Antonio Ruberti (January 24, 1927 – September 4, 2000) was an Italian politician and engineer. He was a member of the Italian Government and a European Commissioner as well as a Professor of engineering at La Sapienza University.
Thomas Kailath (born June 7, 1935 in Pune, India) is an Indian electrical engineer, information theorist, control engineer, entrepreneur and the Hitachi America Professor of Engineering, Emeritus, at Stanford University. Professor Kailath has authored several books, including the well-known book Linear Systems, which ranks as one of the most referenced books in the field of linear systems. Kailath is listed as an ISI highly cited researcher.
Edward John Routh FRS (20 January 1831–7 June 1907), was an English mathematician, noted as the outstanding coach of students preparing for the Mathematical Tripos examination of the University of Cambridge in its heyday in the middle of the nineteenth century. He also did much to systematise the mathematical theory of mechanics and created several ideas critical to the development of modern control systems theory.
Nikolay Nikolaevich Bogolyubov was a Russian and Ukrainian Soviet mathematician and theoretical physicist known for a significant contribution to quantum field theory, classical and quantum statistical mechanics, and to the theory of dynamical systems; a recipient of the Dirac Prize (1992).
Steve Ciarcia is an embedded control systems engineer. He became popular through his Ciarcia's Circuit Cellar column in BYTE magazine, and later through the Circuit Cellar magazine that he published. He is also the author of "Build Your Own Z80 Computer" book, edited back in 1981 and "Take My Computer... Please!" book, published in 1978. In december 2009 Steve Ciarcia announced that for the American market a strategic cooperation would be entered between Elektor and his Circuit Cellar magazine
Vasile Mihai Popov (born 1928) is a leading systems theorist and control engineering specialist. He is well known for having developed a method to analyze stability of nonlinear dynamical systems, now known as Popov criterion.
Hendrik Wade Bode, (24 December 1905 – 21 June 1982) was an American engineer, researcher, inventor, author and scientist, of Dutch ancestry. As a pioneer of modern control theory and electronic telecommunications he revolutionized both the content and methodology of his chosen fields of research. In addition, his research impacted many other engineering disciplines and laid the foundation for a diverse array of modern innovations such as computers, robots and mobile phones among others.
Eliahu Ibraham Jury is an American engineer, born in Baghdad, Iraq. He received his Doctor of Engineering Science degree from Columbia University of New York in 1953. He was professor of Electrical Engineering at the University of California, Berkeley, and the University of Miami. He developed the advanced Z-transform, used in digital control systems and signal processing.

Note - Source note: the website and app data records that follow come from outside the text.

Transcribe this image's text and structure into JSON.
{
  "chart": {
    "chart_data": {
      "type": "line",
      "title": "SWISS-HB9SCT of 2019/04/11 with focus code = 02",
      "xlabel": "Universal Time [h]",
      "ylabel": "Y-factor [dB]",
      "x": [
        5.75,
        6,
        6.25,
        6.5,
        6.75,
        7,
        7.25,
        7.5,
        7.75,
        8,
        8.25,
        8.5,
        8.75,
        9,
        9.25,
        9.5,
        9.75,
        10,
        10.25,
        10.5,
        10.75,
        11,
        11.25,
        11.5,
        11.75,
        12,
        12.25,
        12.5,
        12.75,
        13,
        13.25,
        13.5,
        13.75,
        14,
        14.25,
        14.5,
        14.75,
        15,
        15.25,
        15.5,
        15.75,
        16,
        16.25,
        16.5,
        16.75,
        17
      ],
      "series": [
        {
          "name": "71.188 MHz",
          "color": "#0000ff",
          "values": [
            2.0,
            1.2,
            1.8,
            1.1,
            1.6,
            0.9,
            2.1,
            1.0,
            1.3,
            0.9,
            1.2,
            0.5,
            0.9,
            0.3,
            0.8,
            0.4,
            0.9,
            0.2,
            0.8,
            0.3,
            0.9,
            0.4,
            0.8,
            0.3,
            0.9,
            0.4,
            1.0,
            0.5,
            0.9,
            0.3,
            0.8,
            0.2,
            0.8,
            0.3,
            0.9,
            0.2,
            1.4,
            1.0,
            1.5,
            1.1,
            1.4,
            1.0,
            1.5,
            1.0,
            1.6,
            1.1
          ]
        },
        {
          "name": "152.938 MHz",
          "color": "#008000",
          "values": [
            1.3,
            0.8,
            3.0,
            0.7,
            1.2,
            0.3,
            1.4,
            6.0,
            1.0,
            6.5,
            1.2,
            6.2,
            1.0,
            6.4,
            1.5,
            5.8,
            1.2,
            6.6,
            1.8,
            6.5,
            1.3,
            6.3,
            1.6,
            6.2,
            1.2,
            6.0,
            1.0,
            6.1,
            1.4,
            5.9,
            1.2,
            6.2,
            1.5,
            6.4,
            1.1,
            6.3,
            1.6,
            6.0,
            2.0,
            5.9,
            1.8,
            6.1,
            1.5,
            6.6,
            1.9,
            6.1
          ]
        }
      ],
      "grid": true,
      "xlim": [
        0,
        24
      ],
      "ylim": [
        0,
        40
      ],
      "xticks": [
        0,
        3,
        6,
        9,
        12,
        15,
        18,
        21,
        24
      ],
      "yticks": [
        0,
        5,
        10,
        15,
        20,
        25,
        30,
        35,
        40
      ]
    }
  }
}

Petar V. Kokotovic (born 1936) is a Serbian scientist, who is professor in the Department of Engineering at the University of California Santa Barbara, USA. He has made contributions in the areas of adaptive control, singular perturbation techniques, and nonlinear control.